Today we’d like to introduce you to Kiana Woodson and Vanessa Westbrook.
Kiana and Vanessa, please share your story with us. How did you get to where you are today?
Vanessa – The starting process of this film was almost 3 ½ years ago. I remember I was at work and Philando Castile had just been murdered and it was everywhere. I remember, I was watching all of the coverage and feeling like people overlooked the overall issue and the effects of his girlfriend and daughter, who were in the car. So, I was started researching one day and I came across the Willie Lynch Letter and when I got home I told her what I had researched. She & I had been continuously talking about Philando, so this turned into a deeper conversation and we started developing from there.
Kiana – We were roommates at the time and I just started my MFA program at Savannah College of Art and Design. Through our conversations about Philando Castile, the state of being Black in America, and the Willie Lynch Letter, I knew it was something I wanted to tackle for my thesis film. The was the start of our filmmaking journey together.
We’re always bombarded by how great it is to pursue your passion, etc. – but we’ve spoken with enough people to know that it’s not always easy. Overall, would you say things have been easy for you?
Kiana – A smooth road? Ha!
Vanessa – Not at all! The script had to be changed so many times before we got the final script. The 1st script was nothing like what you see in the final version. We almost didn’t have a house just a day and a half before shooting and the house is the centerpiece for the whole film. Then, there’s money. You can never have enough money.
Kiana – Yea, raising the money was definitely a challenge. Our film’s overall budget was around $15,000 and it’s definitely something I celebrate for achieving. Outside of the money, we had challenges with insurance falling through, crew members falling through, and balancing between preparing for shooting and still working a full-time job. It’s one of the most stressful periods in my life.
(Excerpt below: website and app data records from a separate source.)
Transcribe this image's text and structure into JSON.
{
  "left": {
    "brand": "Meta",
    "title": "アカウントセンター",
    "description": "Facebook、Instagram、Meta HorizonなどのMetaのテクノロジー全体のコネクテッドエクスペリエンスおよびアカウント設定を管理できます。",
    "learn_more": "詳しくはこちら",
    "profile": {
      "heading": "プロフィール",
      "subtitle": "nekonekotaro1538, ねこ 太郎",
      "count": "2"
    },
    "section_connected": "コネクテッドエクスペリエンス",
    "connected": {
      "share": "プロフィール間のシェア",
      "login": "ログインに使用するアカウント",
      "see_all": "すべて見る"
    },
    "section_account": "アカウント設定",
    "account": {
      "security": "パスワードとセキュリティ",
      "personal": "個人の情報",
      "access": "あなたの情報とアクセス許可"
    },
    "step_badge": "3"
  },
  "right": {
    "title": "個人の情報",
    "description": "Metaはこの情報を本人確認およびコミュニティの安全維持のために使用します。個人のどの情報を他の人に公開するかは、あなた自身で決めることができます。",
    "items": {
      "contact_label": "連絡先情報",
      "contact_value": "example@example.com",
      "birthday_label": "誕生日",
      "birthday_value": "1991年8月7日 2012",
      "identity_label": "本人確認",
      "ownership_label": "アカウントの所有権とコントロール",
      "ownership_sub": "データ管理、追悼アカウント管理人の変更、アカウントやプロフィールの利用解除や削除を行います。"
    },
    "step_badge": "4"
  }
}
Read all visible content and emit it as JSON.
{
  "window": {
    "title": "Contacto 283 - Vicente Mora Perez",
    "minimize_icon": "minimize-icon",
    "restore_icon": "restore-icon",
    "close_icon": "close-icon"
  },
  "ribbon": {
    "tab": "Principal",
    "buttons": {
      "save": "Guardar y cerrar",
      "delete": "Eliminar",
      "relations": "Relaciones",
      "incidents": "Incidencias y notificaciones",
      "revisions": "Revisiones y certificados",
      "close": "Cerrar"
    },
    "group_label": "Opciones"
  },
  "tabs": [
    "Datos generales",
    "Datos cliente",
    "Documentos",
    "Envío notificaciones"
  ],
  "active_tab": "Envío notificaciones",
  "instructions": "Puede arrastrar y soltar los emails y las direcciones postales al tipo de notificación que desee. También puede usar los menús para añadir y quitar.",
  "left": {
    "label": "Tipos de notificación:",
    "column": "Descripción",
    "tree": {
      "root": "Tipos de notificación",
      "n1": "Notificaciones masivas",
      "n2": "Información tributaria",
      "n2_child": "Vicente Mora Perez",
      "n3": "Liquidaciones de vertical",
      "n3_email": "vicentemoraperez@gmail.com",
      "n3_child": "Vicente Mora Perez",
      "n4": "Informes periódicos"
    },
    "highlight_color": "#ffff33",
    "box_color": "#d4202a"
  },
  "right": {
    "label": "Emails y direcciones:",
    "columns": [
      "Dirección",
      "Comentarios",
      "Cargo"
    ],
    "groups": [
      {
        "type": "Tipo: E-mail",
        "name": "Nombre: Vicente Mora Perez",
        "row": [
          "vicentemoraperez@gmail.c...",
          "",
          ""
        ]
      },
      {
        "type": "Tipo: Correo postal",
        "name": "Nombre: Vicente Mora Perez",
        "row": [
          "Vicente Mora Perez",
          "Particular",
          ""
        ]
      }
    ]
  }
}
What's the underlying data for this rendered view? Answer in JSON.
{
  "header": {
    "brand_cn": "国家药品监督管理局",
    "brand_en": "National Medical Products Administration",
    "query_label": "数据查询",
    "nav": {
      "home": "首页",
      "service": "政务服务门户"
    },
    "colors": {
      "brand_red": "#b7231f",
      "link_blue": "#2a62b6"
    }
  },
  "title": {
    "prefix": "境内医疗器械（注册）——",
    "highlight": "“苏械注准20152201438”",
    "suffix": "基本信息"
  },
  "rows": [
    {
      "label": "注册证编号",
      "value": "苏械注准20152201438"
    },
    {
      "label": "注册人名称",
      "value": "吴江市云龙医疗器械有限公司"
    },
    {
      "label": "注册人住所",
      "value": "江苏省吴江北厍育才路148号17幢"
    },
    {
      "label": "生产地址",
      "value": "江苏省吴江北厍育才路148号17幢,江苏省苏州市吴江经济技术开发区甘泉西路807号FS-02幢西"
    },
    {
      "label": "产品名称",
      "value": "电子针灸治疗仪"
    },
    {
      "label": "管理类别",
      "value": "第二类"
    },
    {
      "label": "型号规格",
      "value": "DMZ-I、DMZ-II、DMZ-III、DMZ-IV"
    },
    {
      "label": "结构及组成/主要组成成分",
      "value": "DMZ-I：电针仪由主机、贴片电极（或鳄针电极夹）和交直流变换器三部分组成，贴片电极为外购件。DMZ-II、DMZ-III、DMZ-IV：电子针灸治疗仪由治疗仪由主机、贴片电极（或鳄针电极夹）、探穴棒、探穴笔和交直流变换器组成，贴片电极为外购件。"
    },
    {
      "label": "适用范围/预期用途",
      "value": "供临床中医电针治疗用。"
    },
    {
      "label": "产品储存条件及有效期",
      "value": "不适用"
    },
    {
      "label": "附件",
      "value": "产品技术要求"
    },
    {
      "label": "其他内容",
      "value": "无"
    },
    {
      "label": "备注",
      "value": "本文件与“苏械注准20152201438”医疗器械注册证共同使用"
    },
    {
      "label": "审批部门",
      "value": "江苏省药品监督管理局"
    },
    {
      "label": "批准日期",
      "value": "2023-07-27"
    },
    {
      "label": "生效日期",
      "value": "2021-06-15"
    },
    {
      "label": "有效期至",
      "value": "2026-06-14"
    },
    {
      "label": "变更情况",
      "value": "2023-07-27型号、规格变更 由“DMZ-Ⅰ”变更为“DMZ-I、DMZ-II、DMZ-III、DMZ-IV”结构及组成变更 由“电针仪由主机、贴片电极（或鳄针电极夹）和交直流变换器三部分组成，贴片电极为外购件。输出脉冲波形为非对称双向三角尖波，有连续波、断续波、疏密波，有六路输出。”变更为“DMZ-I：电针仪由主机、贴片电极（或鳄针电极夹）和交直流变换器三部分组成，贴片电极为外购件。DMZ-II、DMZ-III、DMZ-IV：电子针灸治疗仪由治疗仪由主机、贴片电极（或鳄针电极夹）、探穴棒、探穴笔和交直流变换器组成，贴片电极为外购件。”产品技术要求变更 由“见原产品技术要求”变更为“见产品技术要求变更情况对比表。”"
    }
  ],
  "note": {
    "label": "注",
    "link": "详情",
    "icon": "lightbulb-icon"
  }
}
Vanessa – If there was any advice I would give I’d say let go of your expectations. I am still learning that myself. Things happen in the most conventional ways and it’s almost never going to play out exactly how you think. Be open to the experience and whatever it has to offer.
Kiana – I second that! You just have to keep pushing and don’t give up. Just like Vanessa said, it usually won’t go the way you picture it, but in my experience, it will end up being better than you could have ever imagined. The house we found after losing our original house was more spacious for filming, closer for crew which saved us money, and looked better on camera.
Tell us about your work. What do you do, what do you specialize in?
Kiana – I am a Director and Writer, but a great majority of my professional life was in Branding and Marketing. I was a Digital Media Coordinator and Brand Manager for a natural hair and skincare brand for five years. Branding is a love of mine, but Filmmaking is truly my passion. In 2010, when I made the decision to study filmmaking and storytelling, I made a promise that I would dedicate my life to shedding light on the unseen and giving voices to the underrepresented narratives. I want to inspire Black and Brown people globally, pushing us forward – showing the world truly who we are. I am super proud of what Vanessa and I created with Willie’s Letter. It’s a film that makes you think and sparks discussion, especially amongst Black viewers.
Vanessa – I’ve worn many hats over the years. I started off in the music industry in marketing and ended up going into the beauty industry and through that I started creating original digital content for a few major brands. While I enjoyed both the music and beauty industry, I felt like I was growing in a different direction. I started taking writing classes to develop my interests. From there, Kiana and I began collaborating and that has grown into a great partnership between us. Now we are preparing the film for the festival circuit to get the film a full feature and we are developing several other projects for Television and Film.
Kiana – As for what sets us apart, I think it’s our backgrounds. I am Jamaican-American, raised by a Jamaican Immigrant mother. I spent my formative years between North New Jersey and Georgia, which are two totally different worlds. Vanessa’s life was also split, starting in Brooklyn, New York and moving to Decatur, Georgia at 8 years old. Our goal is to bring the southern landscape to screen, whether coming of age or with women protagonists at the forefront. We’ve seen California and New York, but how often have we’ve seen Georgia.
Were there people and/or experiences you had in your childhood that you feel laid the foundation for your success?
Kiana – I would say that one of the childhood experiences that set me up for success was watching how hard my mother worked. She’s a nurse and you could tell she absolutely loved what she did. Also, she supported every dream I ever had and never forced me into anything. She truly gave me the freedom to see where my passion was and she fostered it.
Vanessa – The women in my family for sure. My mom, because she’s seen me grow and develop and no matter what I wanted to do she always supports me. I don’t always like everything she says, but sometimes it’s what I need to hear. My grandmother, as well. She was one of the executive producers of the film and like my mom she always supports me. She’s very smart and I admire that about her. They are two people I’d hate to disappoint because I know they really believe in me.
- Website: www.williesletter.com (Coming August 2019)
- Email: firstname.lastname@example.org
- Instagram: @williesletter
Willie’s Letter – 2019, DP: Blair Winders, Dir: Kiana Woodson, Color: Jeff Spott